_TASK GOAL_
Figure out how many lines in the records below hold the string "type". That number alone is the answer.

_MATERIAL SUPPLIED_

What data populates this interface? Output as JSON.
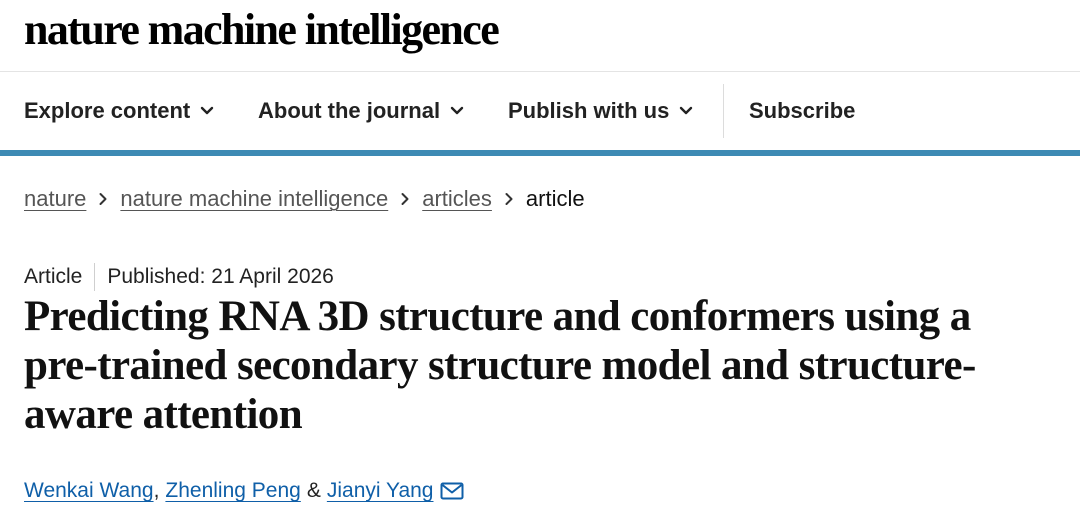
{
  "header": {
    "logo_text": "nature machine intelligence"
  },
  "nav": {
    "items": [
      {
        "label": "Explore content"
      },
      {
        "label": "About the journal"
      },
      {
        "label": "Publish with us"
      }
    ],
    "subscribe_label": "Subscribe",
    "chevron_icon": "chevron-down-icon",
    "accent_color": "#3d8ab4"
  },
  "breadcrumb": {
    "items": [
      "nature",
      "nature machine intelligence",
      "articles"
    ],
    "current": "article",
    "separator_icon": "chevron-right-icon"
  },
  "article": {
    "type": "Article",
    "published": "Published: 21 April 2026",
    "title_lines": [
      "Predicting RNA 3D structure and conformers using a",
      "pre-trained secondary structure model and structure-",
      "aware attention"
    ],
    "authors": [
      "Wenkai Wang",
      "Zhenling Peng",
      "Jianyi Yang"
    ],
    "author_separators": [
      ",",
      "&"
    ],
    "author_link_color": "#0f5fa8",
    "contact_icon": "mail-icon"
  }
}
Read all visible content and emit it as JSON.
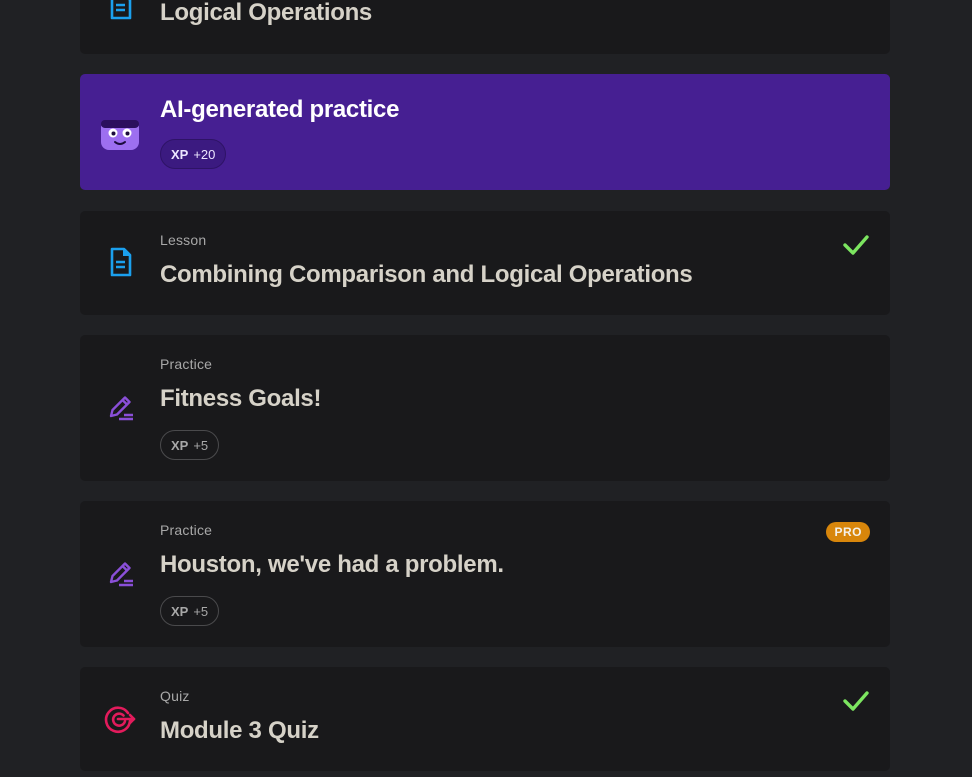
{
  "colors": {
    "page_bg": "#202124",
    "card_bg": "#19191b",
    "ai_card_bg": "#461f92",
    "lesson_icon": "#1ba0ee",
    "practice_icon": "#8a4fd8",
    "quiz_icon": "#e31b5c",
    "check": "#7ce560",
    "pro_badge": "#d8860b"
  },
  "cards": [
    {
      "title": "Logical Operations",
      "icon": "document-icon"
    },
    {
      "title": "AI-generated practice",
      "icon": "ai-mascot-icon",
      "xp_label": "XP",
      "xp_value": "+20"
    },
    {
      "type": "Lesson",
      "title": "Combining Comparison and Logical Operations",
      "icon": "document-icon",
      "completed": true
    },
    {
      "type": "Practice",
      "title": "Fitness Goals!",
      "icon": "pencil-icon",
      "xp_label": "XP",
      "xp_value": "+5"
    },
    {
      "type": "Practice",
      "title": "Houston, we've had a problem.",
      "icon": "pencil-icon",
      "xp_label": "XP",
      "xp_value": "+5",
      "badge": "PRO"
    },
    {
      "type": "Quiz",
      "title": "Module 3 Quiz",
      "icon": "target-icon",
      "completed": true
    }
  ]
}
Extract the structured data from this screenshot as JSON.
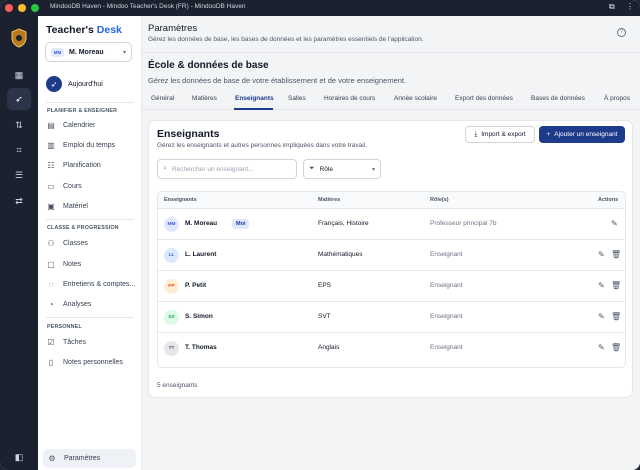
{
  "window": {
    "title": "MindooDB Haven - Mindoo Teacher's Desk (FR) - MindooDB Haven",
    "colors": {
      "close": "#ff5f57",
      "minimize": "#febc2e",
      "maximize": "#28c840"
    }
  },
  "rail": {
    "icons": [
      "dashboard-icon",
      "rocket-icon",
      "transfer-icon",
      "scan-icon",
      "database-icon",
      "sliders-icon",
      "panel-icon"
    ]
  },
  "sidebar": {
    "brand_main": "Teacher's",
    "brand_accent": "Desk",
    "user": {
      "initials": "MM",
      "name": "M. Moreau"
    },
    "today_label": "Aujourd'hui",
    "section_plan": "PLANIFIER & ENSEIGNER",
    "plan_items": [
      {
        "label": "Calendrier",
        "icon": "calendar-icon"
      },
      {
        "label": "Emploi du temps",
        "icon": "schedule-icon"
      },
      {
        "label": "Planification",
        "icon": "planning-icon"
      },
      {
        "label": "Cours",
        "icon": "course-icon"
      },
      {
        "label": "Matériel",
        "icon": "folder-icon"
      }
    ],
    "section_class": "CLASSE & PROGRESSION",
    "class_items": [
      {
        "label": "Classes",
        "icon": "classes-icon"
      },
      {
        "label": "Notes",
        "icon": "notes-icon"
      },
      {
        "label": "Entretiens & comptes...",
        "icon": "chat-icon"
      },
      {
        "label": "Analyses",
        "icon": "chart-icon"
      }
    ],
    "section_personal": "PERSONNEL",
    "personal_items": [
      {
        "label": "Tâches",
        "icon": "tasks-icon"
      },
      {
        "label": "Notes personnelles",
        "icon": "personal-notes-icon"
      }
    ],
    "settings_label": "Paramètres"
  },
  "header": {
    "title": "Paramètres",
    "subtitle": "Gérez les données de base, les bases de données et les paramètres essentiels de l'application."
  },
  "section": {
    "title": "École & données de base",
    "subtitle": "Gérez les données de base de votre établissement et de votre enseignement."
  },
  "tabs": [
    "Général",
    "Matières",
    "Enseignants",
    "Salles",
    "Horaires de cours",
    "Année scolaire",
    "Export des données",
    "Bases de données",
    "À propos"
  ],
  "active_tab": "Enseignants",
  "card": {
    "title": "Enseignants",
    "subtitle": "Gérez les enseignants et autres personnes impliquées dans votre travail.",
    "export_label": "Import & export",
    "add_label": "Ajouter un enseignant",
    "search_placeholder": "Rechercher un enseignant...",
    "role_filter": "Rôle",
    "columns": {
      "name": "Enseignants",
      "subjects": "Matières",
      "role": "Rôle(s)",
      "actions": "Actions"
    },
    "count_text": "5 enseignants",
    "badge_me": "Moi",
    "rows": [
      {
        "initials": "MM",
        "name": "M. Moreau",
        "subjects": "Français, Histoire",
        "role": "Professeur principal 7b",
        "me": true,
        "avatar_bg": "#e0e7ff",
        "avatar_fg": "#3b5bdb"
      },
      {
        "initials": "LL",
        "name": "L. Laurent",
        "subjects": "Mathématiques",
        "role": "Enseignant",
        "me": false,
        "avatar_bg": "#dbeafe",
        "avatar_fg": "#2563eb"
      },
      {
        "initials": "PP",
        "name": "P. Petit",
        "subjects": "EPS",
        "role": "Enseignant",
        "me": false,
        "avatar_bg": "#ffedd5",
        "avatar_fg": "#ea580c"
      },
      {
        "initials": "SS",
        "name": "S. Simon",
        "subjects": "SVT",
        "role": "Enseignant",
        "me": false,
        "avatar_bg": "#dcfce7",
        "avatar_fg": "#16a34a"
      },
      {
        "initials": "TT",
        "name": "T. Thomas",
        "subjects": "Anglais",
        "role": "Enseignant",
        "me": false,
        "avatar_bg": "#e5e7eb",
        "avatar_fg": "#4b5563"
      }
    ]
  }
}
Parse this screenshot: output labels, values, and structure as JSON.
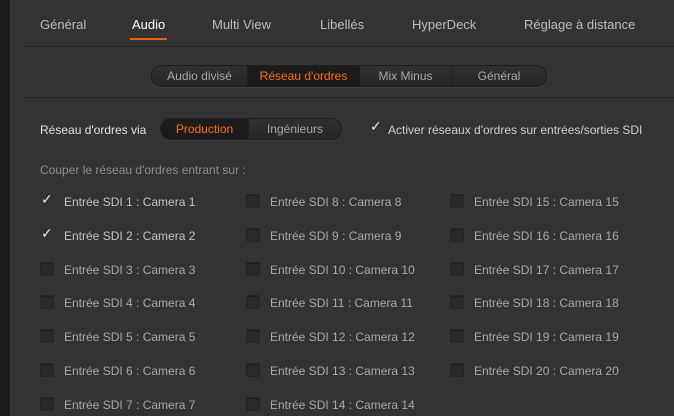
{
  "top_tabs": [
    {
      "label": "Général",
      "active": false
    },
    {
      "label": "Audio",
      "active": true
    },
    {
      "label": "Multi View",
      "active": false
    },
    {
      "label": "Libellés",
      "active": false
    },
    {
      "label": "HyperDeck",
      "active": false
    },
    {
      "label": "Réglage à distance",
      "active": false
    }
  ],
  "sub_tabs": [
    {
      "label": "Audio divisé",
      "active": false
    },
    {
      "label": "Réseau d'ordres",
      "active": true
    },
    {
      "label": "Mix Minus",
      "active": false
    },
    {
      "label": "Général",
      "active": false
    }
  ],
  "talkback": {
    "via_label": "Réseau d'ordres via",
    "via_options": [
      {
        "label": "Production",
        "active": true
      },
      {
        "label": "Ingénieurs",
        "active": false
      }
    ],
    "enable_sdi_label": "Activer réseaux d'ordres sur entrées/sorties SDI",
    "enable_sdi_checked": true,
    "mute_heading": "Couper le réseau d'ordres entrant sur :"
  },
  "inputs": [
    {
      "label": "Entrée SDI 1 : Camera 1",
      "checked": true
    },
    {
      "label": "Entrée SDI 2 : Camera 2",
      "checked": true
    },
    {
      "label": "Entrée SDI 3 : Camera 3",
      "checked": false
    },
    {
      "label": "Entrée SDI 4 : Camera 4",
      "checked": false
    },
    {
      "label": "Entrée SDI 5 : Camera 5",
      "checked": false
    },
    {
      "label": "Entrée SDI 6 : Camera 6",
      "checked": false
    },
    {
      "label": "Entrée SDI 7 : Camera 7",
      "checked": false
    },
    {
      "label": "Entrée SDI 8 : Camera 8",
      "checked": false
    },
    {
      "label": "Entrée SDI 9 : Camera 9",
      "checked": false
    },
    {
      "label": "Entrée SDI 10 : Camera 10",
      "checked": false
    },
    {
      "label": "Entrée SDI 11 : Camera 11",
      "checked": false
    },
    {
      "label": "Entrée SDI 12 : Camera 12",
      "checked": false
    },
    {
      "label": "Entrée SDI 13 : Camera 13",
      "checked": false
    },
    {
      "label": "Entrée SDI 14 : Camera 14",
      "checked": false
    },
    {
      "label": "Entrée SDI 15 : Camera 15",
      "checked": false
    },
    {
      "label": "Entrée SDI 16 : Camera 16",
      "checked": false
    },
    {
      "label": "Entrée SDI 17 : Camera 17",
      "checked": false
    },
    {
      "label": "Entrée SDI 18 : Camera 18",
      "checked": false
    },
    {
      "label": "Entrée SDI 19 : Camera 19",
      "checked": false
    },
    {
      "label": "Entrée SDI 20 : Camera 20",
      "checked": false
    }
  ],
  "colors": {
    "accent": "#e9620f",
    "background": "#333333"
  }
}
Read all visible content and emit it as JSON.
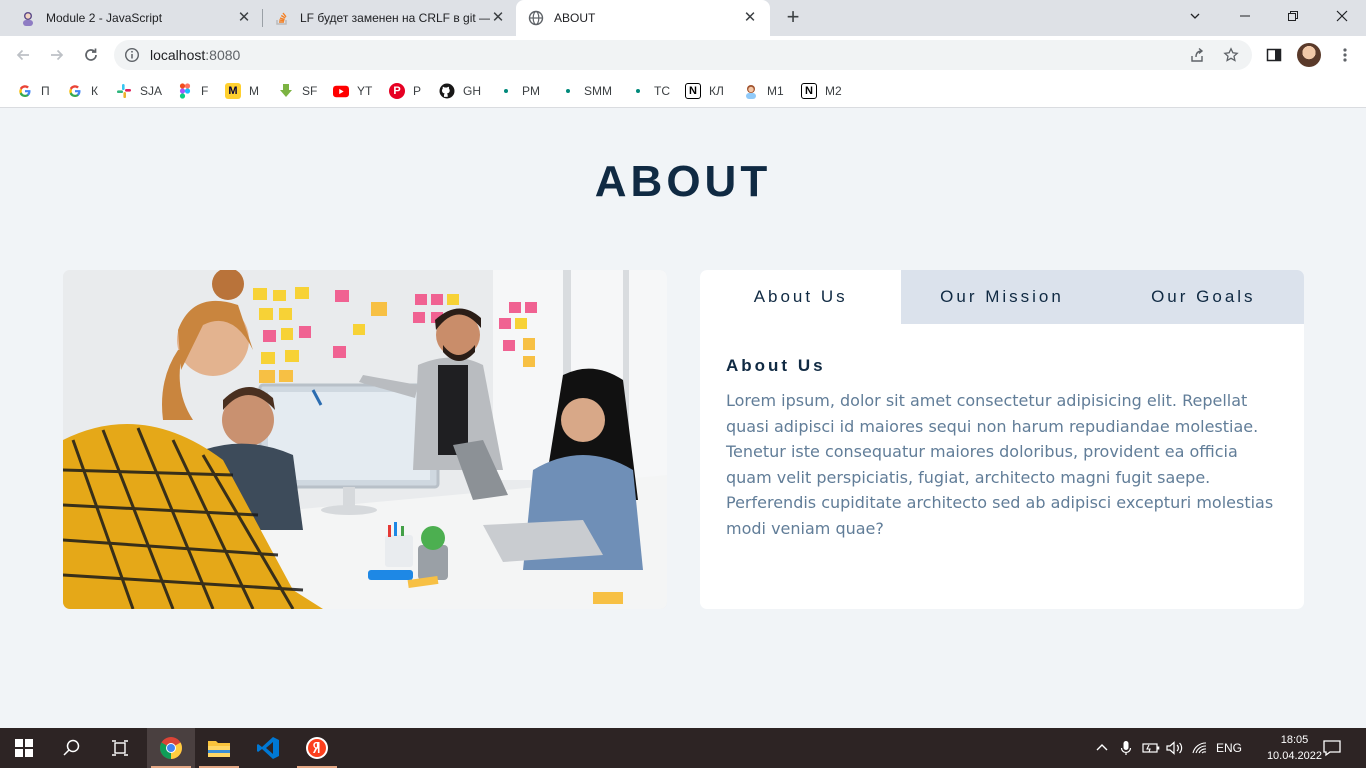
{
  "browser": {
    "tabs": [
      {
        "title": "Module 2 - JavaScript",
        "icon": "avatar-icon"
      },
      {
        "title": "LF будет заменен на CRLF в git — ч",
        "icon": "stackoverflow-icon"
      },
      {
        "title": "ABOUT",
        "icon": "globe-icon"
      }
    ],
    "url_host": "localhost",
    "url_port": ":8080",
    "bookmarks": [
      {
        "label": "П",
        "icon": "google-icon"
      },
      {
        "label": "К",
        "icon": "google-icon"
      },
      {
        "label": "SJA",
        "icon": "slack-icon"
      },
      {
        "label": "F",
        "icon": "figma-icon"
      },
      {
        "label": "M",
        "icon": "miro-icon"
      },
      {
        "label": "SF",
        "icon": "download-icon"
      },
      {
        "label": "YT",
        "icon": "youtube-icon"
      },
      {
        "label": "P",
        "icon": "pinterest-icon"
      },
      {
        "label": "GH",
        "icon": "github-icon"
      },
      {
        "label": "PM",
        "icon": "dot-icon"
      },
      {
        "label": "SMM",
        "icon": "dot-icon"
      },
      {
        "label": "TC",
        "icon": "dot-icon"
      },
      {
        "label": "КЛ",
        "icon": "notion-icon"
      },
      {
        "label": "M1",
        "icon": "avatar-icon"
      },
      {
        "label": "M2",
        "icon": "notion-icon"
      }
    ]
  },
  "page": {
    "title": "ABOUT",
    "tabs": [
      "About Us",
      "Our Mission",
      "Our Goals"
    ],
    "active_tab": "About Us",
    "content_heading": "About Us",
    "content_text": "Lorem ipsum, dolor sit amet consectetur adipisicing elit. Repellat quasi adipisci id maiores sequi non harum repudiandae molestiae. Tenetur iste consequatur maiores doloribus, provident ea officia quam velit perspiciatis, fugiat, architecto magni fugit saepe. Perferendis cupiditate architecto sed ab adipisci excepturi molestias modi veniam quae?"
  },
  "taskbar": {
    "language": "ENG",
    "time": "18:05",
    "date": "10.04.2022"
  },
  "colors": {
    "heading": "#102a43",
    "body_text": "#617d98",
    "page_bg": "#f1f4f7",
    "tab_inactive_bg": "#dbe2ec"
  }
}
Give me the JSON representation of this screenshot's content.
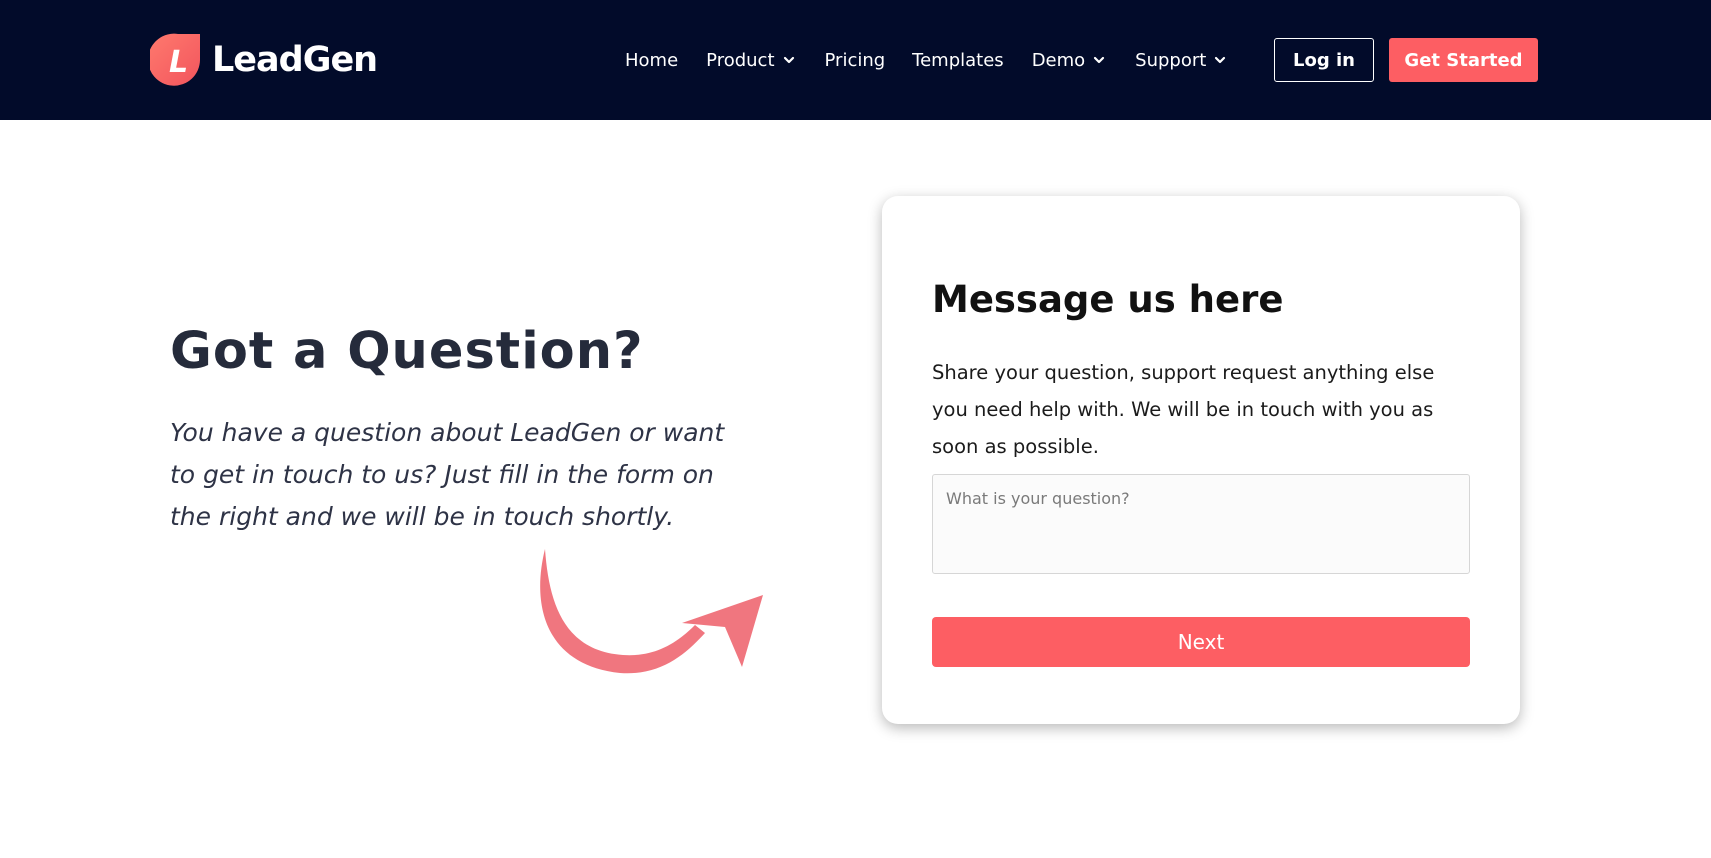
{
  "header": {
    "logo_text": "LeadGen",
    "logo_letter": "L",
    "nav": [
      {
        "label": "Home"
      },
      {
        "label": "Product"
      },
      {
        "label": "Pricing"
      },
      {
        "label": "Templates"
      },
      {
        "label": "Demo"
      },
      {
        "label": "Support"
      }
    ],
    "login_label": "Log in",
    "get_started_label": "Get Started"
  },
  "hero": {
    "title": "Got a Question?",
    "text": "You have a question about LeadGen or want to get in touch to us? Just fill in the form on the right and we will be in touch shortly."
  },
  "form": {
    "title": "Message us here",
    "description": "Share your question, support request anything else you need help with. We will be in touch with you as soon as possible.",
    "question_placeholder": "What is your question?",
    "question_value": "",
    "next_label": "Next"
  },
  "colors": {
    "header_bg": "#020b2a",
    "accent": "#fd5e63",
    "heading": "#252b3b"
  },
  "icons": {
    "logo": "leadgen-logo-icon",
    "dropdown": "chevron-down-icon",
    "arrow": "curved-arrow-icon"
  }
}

_SOLUTION TO THIS EXERCISE_
5